- _DIRECTIONS_
Go through the entries below. Copy out every line that contains "heading".

Records from a collection:
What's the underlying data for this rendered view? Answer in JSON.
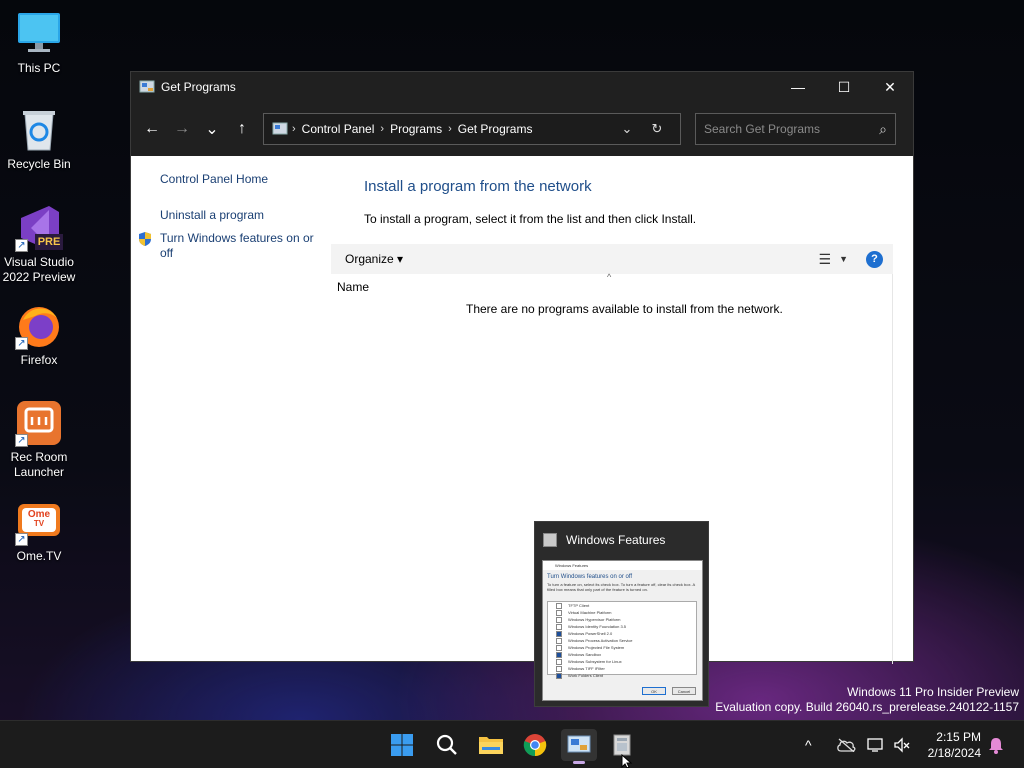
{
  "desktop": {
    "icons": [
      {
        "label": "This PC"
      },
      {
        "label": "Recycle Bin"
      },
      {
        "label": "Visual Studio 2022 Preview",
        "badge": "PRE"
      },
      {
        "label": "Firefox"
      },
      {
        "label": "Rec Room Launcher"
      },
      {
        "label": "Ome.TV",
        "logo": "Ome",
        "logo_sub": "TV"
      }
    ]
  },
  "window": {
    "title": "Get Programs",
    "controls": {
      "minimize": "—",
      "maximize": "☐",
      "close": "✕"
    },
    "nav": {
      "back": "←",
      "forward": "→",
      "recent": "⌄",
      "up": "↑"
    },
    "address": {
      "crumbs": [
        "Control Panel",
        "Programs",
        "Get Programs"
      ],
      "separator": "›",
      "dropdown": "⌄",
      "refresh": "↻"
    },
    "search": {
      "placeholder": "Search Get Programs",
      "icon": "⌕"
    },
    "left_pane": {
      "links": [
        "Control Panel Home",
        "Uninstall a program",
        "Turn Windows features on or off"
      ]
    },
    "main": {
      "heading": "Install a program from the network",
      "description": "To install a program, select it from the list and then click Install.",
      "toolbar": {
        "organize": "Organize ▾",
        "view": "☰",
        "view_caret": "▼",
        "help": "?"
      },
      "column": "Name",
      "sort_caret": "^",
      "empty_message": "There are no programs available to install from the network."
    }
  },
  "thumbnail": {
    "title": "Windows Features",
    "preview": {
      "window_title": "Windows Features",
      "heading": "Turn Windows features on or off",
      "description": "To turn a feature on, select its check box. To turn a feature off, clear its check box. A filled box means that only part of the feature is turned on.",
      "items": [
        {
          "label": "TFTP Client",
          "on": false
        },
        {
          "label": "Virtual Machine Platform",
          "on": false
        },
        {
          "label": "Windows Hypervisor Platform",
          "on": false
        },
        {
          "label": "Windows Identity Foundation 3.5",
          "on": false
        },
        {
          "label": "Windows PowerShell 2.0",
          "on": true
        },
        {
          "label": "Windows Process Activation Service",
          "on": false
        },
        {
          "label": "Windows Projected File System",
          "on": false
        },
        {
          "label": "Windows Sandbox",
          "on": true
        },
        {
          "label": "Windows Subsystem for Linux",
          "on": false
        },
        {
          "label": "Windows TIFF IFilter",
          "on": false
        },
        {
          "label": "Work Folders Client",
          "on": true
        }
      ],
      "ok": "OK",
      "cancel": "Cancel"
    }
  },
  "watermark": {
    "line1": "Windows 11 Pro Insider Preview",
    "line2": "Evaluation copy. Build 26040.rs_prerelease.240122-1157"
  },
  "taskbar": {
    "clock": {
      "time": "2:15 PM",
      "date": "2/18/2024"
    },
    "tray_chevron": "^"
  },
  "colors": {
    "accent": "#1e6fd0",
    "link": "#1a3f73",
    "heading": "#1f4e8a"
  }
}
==
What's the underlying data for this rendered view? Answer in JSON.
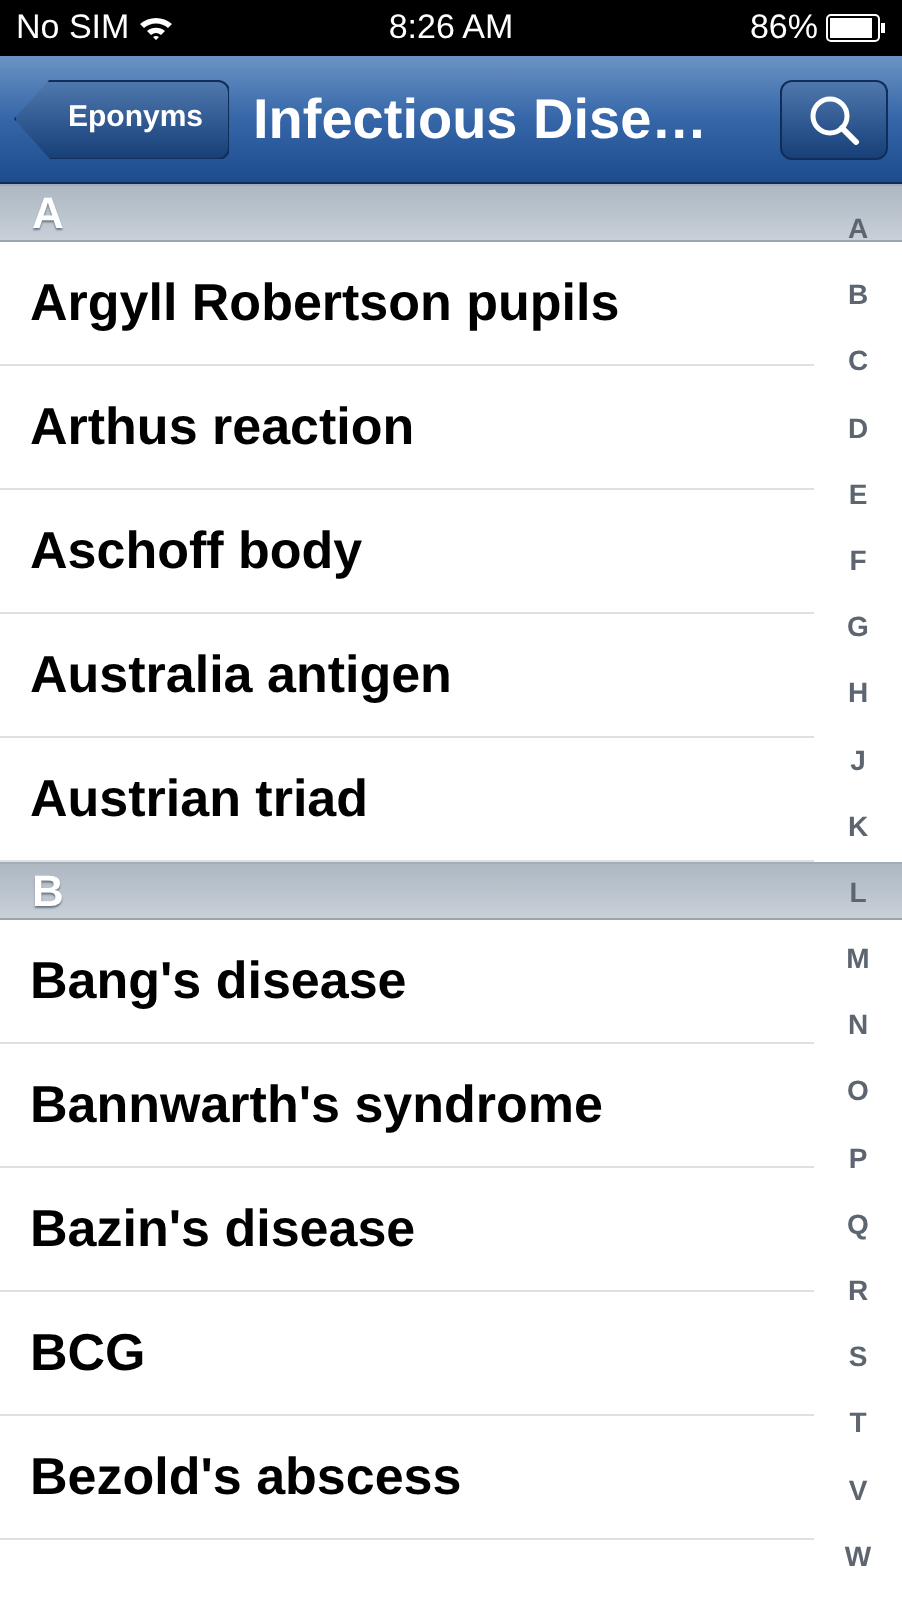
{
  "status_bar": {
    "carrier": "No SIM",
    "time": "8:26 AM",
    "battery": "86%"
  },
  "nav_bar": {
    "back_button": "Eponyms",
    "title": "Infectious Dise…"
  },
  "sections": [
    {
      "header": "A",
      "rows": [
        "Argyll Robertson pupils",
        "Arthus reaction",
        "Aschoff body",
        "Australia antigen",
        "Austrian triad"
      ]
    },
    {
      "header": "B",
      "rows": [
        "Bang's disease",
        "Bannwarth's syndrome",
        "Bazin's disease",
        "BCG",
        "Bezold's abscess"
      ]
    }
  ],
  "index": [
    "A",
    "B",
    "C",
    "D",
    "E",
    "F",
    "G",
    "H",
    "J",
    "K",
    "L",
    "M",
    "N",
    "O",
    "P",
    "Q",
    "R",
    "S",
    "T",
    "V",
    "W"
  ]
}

- _SOLUTION FOR THIS TASK_
      "heading": "Install a program from the network",
      "heading": "Turn Windows features on or off",
    "heading": "#1f4e8a"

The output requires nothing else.